'''

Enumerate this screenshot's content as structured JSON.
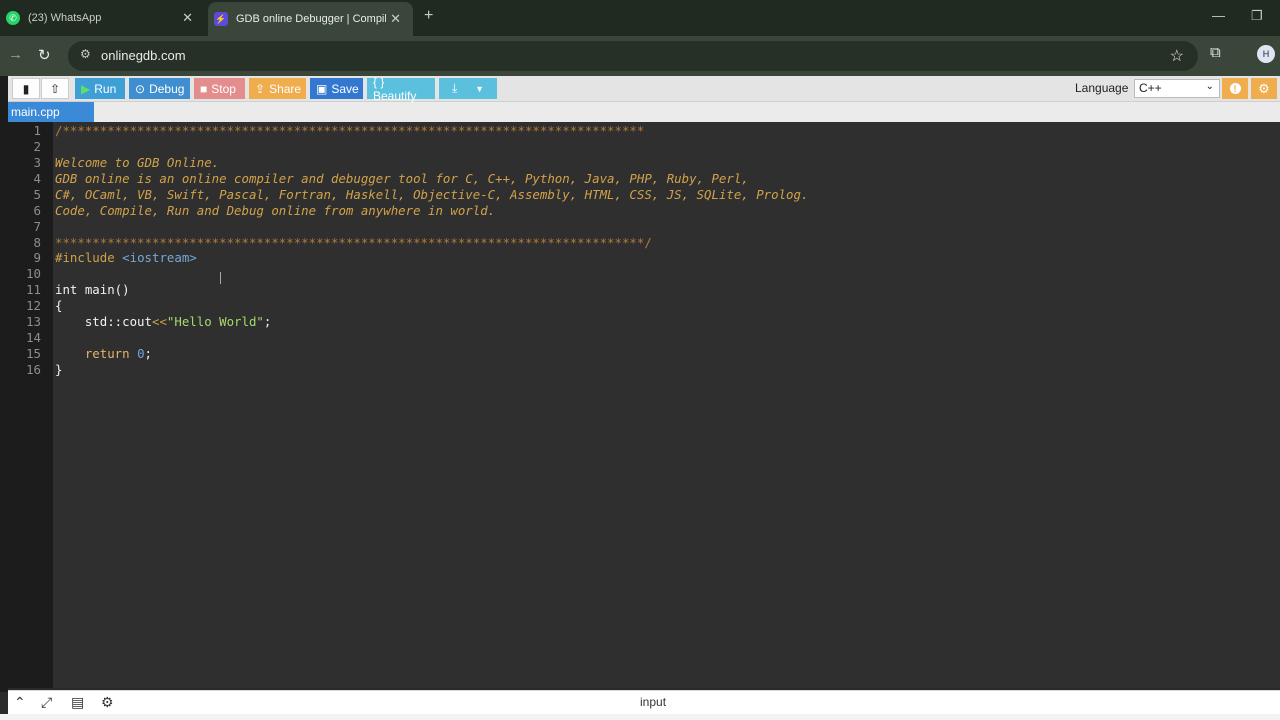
{
  "browser": {
    "tabs": [
      {
        "title": "(23) WhatsApp",
        "icon": "whatsapp-icon",
        "active": false
      },
      {
        "title": "GDB online Debugger | Compile",
        "icon": "gdb-icon",
        "active": true
      }
    ],
    "url": "onlinegdb.com",
    "profile_initial": "H"
  },
  "toolbar": {
    "run": "Run",
    "debug": "Debug",
    "stop": "Stop",
    "share": "Share",
    "save": "Save",
    "beautify": "{ } Beautify",
    "language_label": "Language",
    "language_value": "C++"
  },
  "file_tab": "main.cpp",
  "editor": {
    "line_numbers": [
      "1",
      "2",
      "3",
      "4",
      "5",
      "6",
      "7",
      "8",
      "9",
      "10",
      "11",
      "12",
      "13",
      "14",
      "15",
      "16"
    ],
    "comment_top": "/******************************************************************************",
    "comment_bottom": "*******************************************************************************/",
    "comment_lines": [
      "Welcome to GDB Online.",
      "GDB online is an online compiler and debugger tool for C, C++, Python, Java, PHP, Ruby, Perl,",
      "C#, OCaml, VB, Swift, Pascal, Fortran, Haskell, Objective-C, Assembly, HTML, CSS, JS, SQLite, Prolog.",
      "Code, Compile, Run and Debug online from anywhere in world."
    ],
    "include_directive": "#include",
    "include_header": "<iostream>",
    "main_signature": "int main()",
    "open_brace": "{",
    "cout_target": "std::cout",
    "cout_op": "<<",
    "cout_string": "\"Hello World\"",
    "cout_end": ";",
    "return_kw": "return",
    "return_value": "0",
    "return_end": ";",
    "close_brace": "}"
  },
  "bottom": {
    "input_label": "input"
  },
  "colors": {
    "accent_blue": "#3a8ad8",
    "editor_bg": "#2f2f2f",
    "comment": "#d1a24a"
  }
}
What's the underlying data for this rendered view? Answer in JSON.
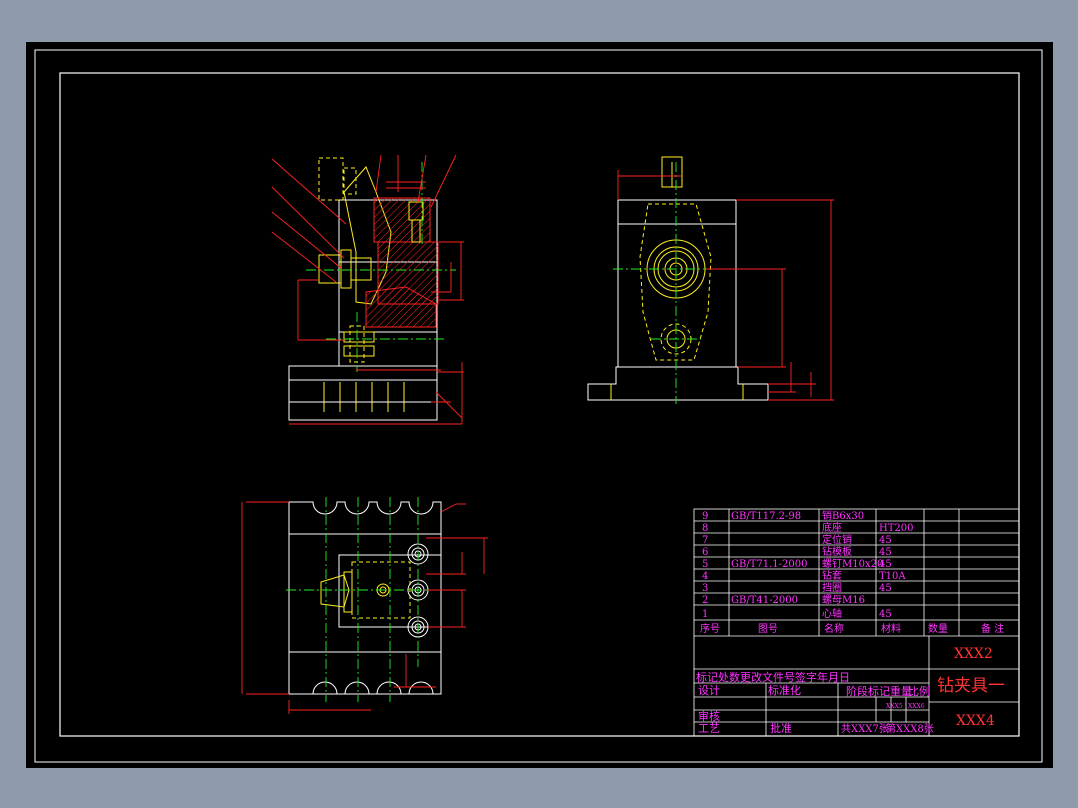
{
  "title_block": {
    "drawing_no_1": "XXX2",
    "part_name": "钻夹具一",
    "drawing_no_2": "XXX4",
    "mark_row": "标记处数更改文件号签字年月日",
    "design": "设计",
    "standardization": "标准化",
    "stage_mark": "阶段标记",
    "weight": "重量",
    "scale": "比例",
    "review": "审核",
    "process": "工艺",
    "approve": "批准",
    "small_1": "XXX5",
    "small_2": "XXX6",
    "sheets_total": "共XXX7张",
    "sheet_no": "第XXX8张"
  },
  "bom": {
    "headers": [
      "序号",
      "图号",
      "名称",
      "材料",
      "数量",
      "备 注"
    ],
    "rows": [
      {
        "no": "9",
        "code": "GB/T117.2-98",
        "name": "销B6x30",
        "material": ""
      },
      {
        "no": "8",
        "code": "",
        "name": "底座",
        "material": "HT200"
      },
      {
        "no": "7",
        "code": "",
        "name": "定位销",
        "material": "45"
      },
      {
        "no": "6",
        "code": "",
        "name": "钻模板",
        "material": "45"
      },
      {
        "no": "5",
        "code": "GB/T71.1-2000",
        "name": "螺钉M10x20",
        "material": "45"
      },
      {
        "no": "4",
        "code": "",
        "name": "钻套",
        "material": "T10A"
      },
      {
        "no": "3",
        "code": "",
        "name": "挡圈",
        "material": "45"
      },
      {
        "no": "2",
        "code": "GB/T41-2000",
        "name": "螺母M16",
        "material": ""
      },
      {
        "no": "1",
        "code": "",
        "name": "心轴",
        "material": "45"
      }
    ]
  },
  "colors": {
    "sheet": "#000000",
    "outer": "#8f9bad",
    "outline": "#ffffff",
    "dimension": "#ff2222",
    "centerline": "#22ee22",
    "part": "#ffee22",
    "text": "#ff33ff"
  }
}
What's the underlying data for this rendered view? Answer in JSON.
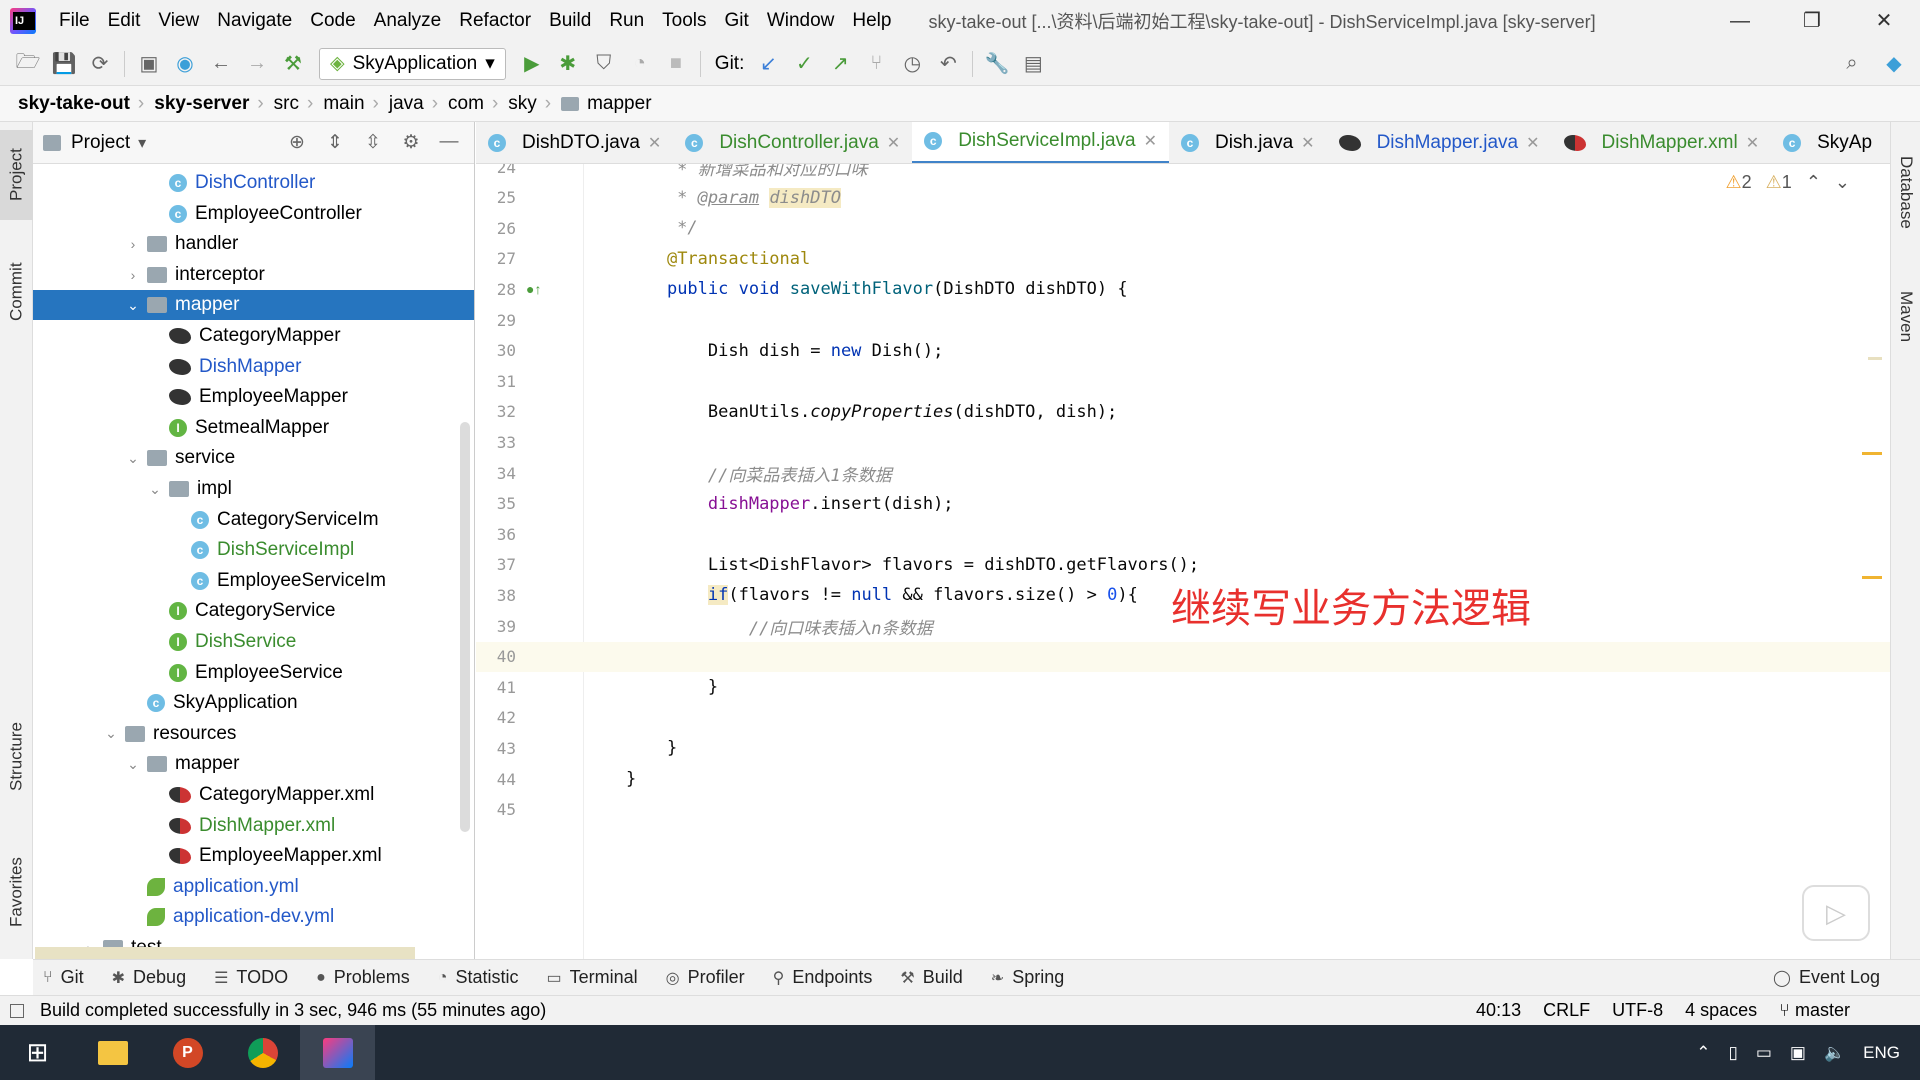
{
  "menubar": {
    "items": [
      "File",
      "Edit",
      "View",
      "Navigate",
      "Code",
      "Analyze",
      "Refactor",
      "Build",
      "Run",
      "Tools",
      "Git",
      "Window",
      "Help"
    ],
    "title": "sky-take-out [...\\资料\\后端初始工程\\sky-take-out] - DishServiceImpl.java [sky-server]"
  },
  "toolbar": {
    "run_config": "SkyApplication",
    "git_label": "Git:"
  },
  "breadcrumbs": [
    "sky-take-out",
    "sky-server",
    "src",
    "main",
    "java",
    "com",
    "sky",
    "mapper"
  ],
  "left_strip": {
    "project": "Project",
    "commit": "Commit",
    "structure": "Structure",
    "favorites": "Favorites"
  },
  "right_strip": {
    "database": "Database",
    "maven": "Maven"
  },
  "project_panel": {
    "title": "Project",
    "tree": [
      {
        "label": "DishController",
        "icon": "class",
        "indent": 3,
        "color": "blue"
      },
      {
        "label": "EmployeeController",
        "icon": "class",
        "indent": 3
      },
      {
        "label": "handler",
        "icon": "folder",
        "indent": 2,
        "arrow": "›"
      },
      {
        "label": "interceptor",
        "icon": "folder",
        "indent": 2,
        "arrow": "›"
      },
      {
        "label": "mapper",
        "icon": "folder",
        "indent": 2,
        "arrow": "⌄",
        "selected": true
      },
      {
        "label": "CategoryMapper",
        "icon": "mybatis",
        "indent": 3
      },
      {
        "label": "DishMapper",
        "icon": "mybatis",
        "indent": 3,
        "color": "blue"
      },
      {
        "label": "EmployeeMapper",
        "icon": "mybatis",
        "indent": 3
      },
      {
        "label": "SetmealMapper",
        "icon": "interface",
        "indent": 3
      },
      {
        "label": "service",
        "icon": "folder",
        "indent": 2,
        "arrow": "⌄"
      },
      {
        "label": "impl",
        "icon": "folder",
        "indent": 3,
        "arrow": "⌄"
      },
      {
        "label": "CategoryServiceIm",
        "icon": "class",
        "indent": 4
      },
      {
        "label": "DishServiceImpl",
        "icon": "class",
        "indent": 4,
        "color": "green"
      },
      {
        "label": "EmployeeServiceIm",
        "icon": "class",
        "indent": 4
      },
      {
        "label": "CategoryService",
        "icon": "interface",
        "indent": 3
      },
      {
        "label": "DishService",
        "icon": "interface",
        "indent": 3,
        "color": "green"
      },
      {
        "label": "EmployeeService",
        "icon": "interface",
        "indent": 3
      },
      {
        "label": "SkyApplication",
        "icon": "class",
        "indent": 2
      },
      {
        "label": "resources",
        "icon": "folder",
        "indent": 1,
        "arrow": "⌄"
      },
      {
        "label": "mapper",
        "icon": "folder",
        "indent": 2,
        "arrow": "⌄"
      },
      {
        "label": "CategoryMapper.xml",
        "icon": "mybatis-xml",
        "indent": 3
      },
      {
        "label": "DishMapper.xml",
        "icon": "mybatis-xml",
        "indent": 3,
        "color": "green"
      },
      {
        "label": "EmployeeMapper.xml",
        "icon": "mybatis-xml",
        "indent": 3
      },
      {
        "label": "application.yml",
        "icon": "spring",
        "indent": 2,
        "color": "blue"
      },
      {
        "label": "application-dev.yml",
        "icon": "spring",
        "indent": 2,
        "color": "blue"
      },
      {
        "label": "test",
        "icon": "folder",
        "indent": 0,
        "arrow": "›"
      }
    ]
  },
  "tabs": [
    {
      "label": "DishDTO.java",
      "icon": "class"
    },
    {
      "label": "DishController.java",
      "icon": "class",
      "color": "green"
    },
    {
      "label": "DishServiceImpl.java",
      "icon": "class",
      "color": "green",
      "active": true
    },
    {
      "label": "Dish.java",
      "icon": "class"
    },
    {
      "label": "DishMapper.java",
      "icon": "mybatis",
      "color": "blue"
    },
    {
      "label": "DishMapper.xml",
      "icon": "mybatis-xml",
      "color": "green"
    },
    {
      "label": "SkyAp",
      "icon": "class"
    }
  ],
  "editor": {
    "inspections": {
      "warnings": "2",
      "weak_warnings": "1"
    },
    "current_line": 40,
    "lines": [
      {
        "n": "24",
        "html": "<span class='cmt'>     * 新增菜品和对应的口味</span>"
      },
      {
        "n": "25",
        "html": "<span class='cmt'>     * <u>@param</u> </span><span class='cmt tag-hl'>dishDTO</span>"
      },
      {
        "n": "26",
        "html": "<span class='cmt'>     */</span>"
      },
      {
        "n": "27",
        "html": "    <span class='ann'>@Transactional</span>"
      },
      {
        "n": "28",
        "html": "    <span class='kw'>public void</span> <span class='fn'>saveWithFlavor</span>(DishDTO dishDTO) {"
      },
      {
        "n": "29",
        "html": ""
      },
      {
        "n": "30",
        "html": "        Dish dish = <span class='kw'>new</span> Dish();"
      },
      {
        "n": "31",
        "html": ""
      },
      {
        "n": "32",
        "html": "        BeanUtils.<span class='static-call'>copyProperties</span>(dishDTO, dish);"
      },
      {
        "n": "33",
        "html": ""
      },
      {
        "n": "34",
        "html": "        <span class='cmt'>//向菜品表插入1条数据</span>"
      },
      {
        "n": "35",
        "html": "        <span class='fld'>dishMapper</span>.insert(dish);"
      },
      {
        "n": "36",
        "html": ""
      },
      {
        "n": "37",
        "html": "        List&lt;DishFlavor&gt; flavors = dishDTO.getFlavors();"
      },
      {
        "n": "38",
        "html": "        <span class='kw tag-hl'>if</span>(flavors != <span class='kw'>null</span> &amp;&amp; flavors.size() &gt; <span class='num'>0</span>){"
      },
      {
        "n": "39",
        "html": "            <span class='cmt'>//向口味表插入n条数据</span>"
      },
      {
        "n": "40",
        "html": ""
      },
      {
        "n": "41",
        "html": "        }"
      },
      {
        "n": "42",
        "html": ""
      },
      {
        "n": "43",
        "html": "    }"
      },
      {
        "n": "44",
        "html": "}"
      },
      {
        "n": "45",
        "html": ""
      }
    ],
    "overlay_note": "继续写业务方法逻辑"
  },
  "tool_tabs": [
    {
      "label": "Git",
      "icon": "⑂"
    },
    {
      "label": "Debug",
      "icon": "✱"
    },
    {
      "label": "TODO",
      "icon": "☰"
    },
    {
      "label": "Problems",
      "icon": "●"
    },
    {
      "label": "Statistic",
      "icon": "◔"
    },
    {
      "label": "Terminal",
      "icon": "▭"
    },
    {
      "label": "Profiler",
      "icon": "◎"
    },
    {
      "label": "Endpoints",
      "icon": "⚲"
    },
    {
      "label": "Build",
      "icon": "⚒"
    },
    {
      "label": "Spring",
      "icon": "❧"
    }
  ],
  "event_log": "Event Log",
  "status": {
    "message": "Build completed successfully in 3 sec, 946 ms (55 minutes ago)",
    "position": "40:13",
    "line_sep": "CRLF",
    "encoding": "UTF-8",
    "indent": "4 spaces",
    "branch": "master"
  },
  "taskbar": {
    "lang": "ENG"
  },
  "colors": {
    "selection": "#2675bf",
    "accent_tab": "#4083c9",
    "note": "#e8302d"
  }
}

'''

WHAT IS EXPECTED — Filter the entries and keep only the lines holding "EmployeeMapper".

YOUR RESPONSE —
        "label": "EmployeeMapper",
        "label": "EmployeeMapper.xml",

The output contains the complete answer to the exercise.